The problem
Where does the word "checkmark" occur in the data below? Copy each line that holds it.

Supplied data
============
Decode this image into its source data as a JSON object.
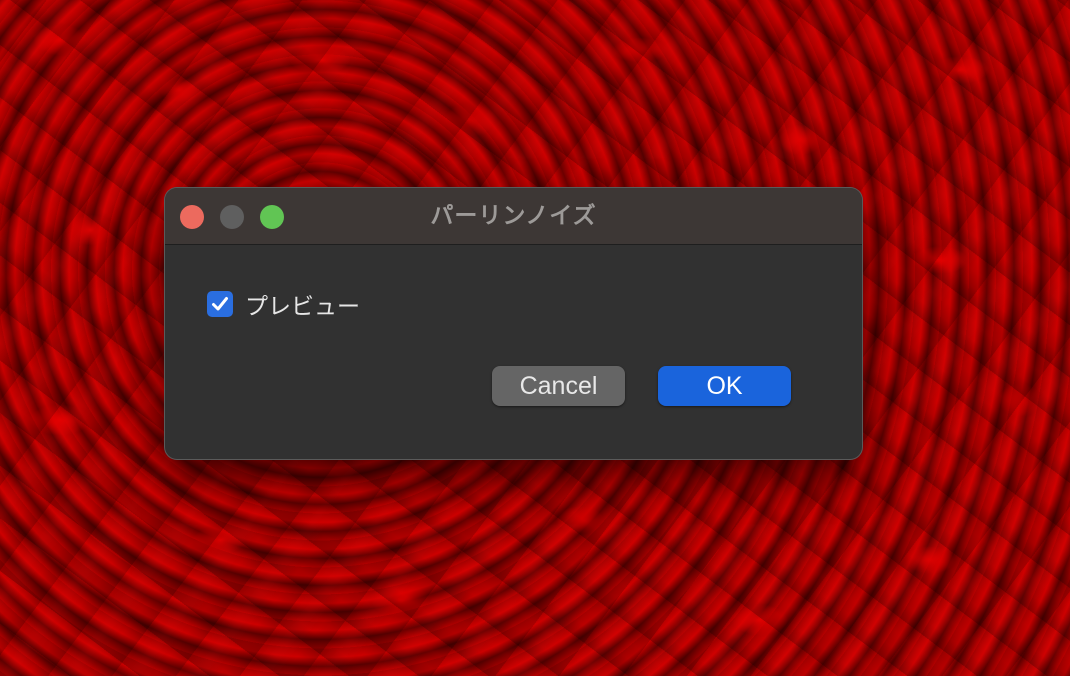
{
  "dialog": {
    "title": "パーリンノイズ",
    "preview": {
      "label": "プレビュー",
      "checked": true
    },
    "buttons": {
      "cancel_label": "Cancel",
      "ok_label": "OK"
    }
  },
  "window_controls": {
    "close_color": "#ec6a5e",
    "minimize_color": "#5f5f5f",
    "zoom_color": "#61c554"
  },
  "colors": {
    "accent": "#1a64dc",
    "checkbox": "#2a6ee0"
  },
  "icons": {
    "checkbox": "checkmark-icon"
  }
}
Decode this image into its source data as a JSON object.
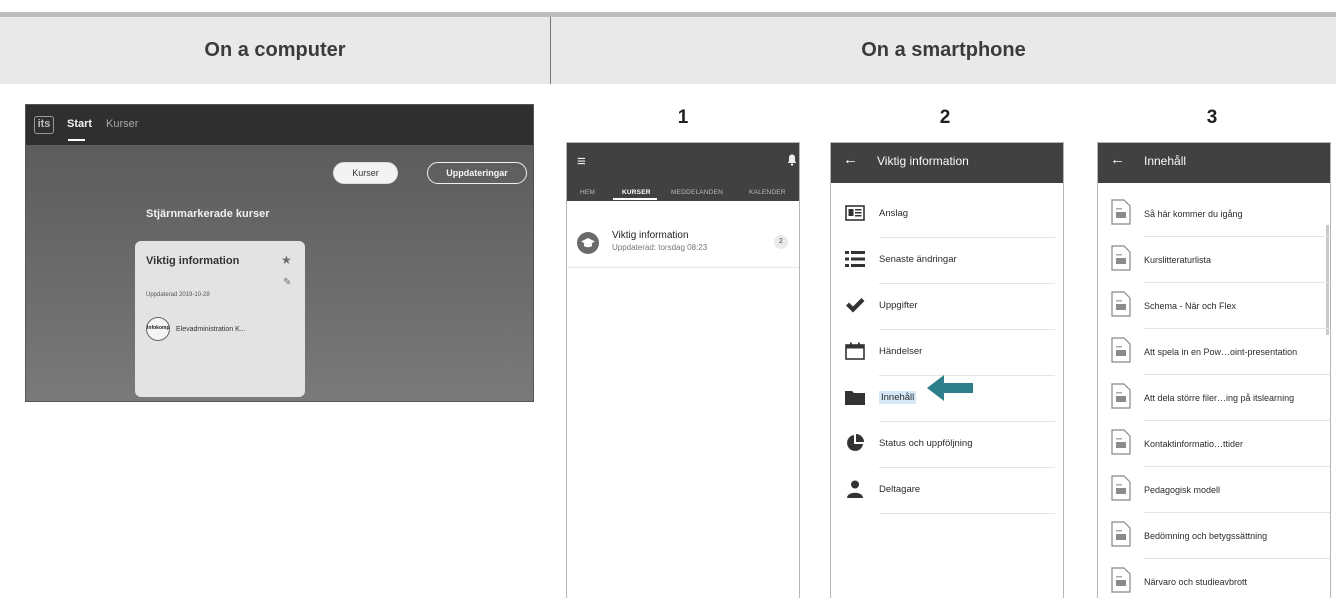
{
  "headers": {
    "computer": "On a computer",
    "smartphone": "On a smartphone"
  },
  "steps": [
    "1",
    "2",
    "3"
  ],
  "desktop": {
    "logo": "its",
    "nav": [
      "Start",
      "Kurser"
    ],
    "buttons": {
      "kurser": "Kurser",
      "updates": "Uppdateringar"
    },
    "section_title": "Stjärnmarkerade kurser",
    "card": {
      "title": "Viktig information",
      "date": "Uppdaterad 2019-10-28",
      "avatar": "infokomp",
      "owner": "Elevadministration K..."
    }
  },
  "phone1": {
    "tabs": [
      "HEM",
      "KURSER",
      "MEDDELANDEN",
      "KALENDER"
    ],
    "course": {
      "title": "Viktig information",
      "subtitle": "Uppdaterad: torsdag 08:23",
      "badge": "2"
    }
  },
  "phone2": {
    "title": "Viktig information",
    "items": [
      {
        "label": "Anslag",
        "icon": "bulletin-icon"
      },
      {
        "label": "Senaste ändringar",
        "icon": "list-icon"
      },
      {
        "label": "Uppgifter",
        "icon": "checkmark-icon"
      },
      {
        "label": "Händelser",
        "icon": "calendar-icon"
      },
      {
        "label": "Innehåll",
        "icon": "folder-icon"
      },
      {
        "label": "Status och uppföljning",
        "icon": "pie-chart-icon"
      },
      {
        "label": "Deltagare",
        "icon": "person-icon"
      }
    ],
    "highlight_color": "#d6e8f7",
    "arrow_color": "#2d7f8c"
  },
  "phone3": {
    "title": "Innehåll",
    "items": [
      "Så här kommer du igång",
      "Kurslitteraturlista",
      "Schema - När och Flex",
      "Att spela in en Pow…oint-presentation",
      "Att dela större filer…ing på itslearning",
      "Kontaktinformatio…ttider",
      "Pedagogisk modell",
      "Bedömning och betygssättning",
      "Närvaro och studieavbrott"
    ]
  }
}
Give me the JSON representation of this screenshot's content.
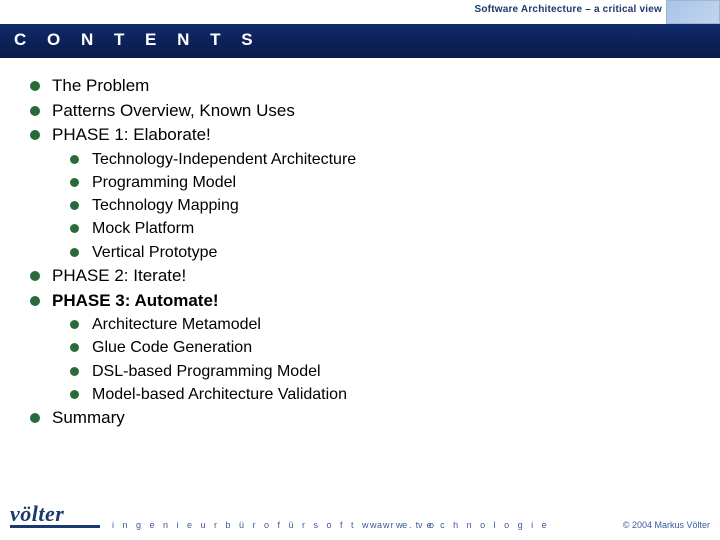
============
Exercise output
    "checkbox": "checkmark-icon"
        "icon": "checkmark-icon"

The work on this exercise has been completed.